*** Begin section ***
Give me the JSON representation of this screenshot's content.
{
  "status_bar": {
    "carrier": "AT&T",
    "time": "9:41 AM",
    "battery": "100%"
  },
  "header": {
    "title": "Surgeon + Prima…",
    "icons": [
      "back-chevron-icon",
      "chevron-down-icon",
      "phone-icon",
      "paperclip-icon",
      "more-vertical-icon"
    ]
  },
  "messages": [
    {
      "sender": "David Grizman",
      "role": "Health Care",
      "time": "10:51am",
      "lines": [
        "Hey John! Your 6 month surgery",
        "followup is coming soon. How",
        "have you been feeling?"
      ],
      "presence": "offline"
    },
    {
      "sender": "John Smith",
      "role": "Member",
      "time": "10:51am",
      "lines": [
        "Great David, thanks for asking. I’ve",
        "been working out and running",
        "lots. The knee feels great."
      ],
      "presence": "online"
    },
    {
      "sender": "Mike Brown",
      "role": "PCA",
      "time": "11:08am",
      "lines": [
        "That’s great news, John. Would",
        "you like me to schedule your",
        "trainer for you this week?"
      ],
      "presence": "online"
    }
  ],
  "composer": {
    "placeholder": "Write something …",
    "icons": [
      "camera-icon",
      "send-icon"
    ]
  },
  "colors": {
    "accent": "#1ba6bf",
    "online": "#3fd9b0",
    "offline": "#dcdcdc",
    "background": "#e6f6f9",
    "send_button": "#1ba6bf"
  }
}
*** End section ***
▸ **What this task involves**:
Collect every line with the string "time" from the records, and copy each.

▸ **The completed task**:
    "time": "9:41 AM",
      "time": "10:51am",
      "time": "10:51am",
      "time": "11:08am",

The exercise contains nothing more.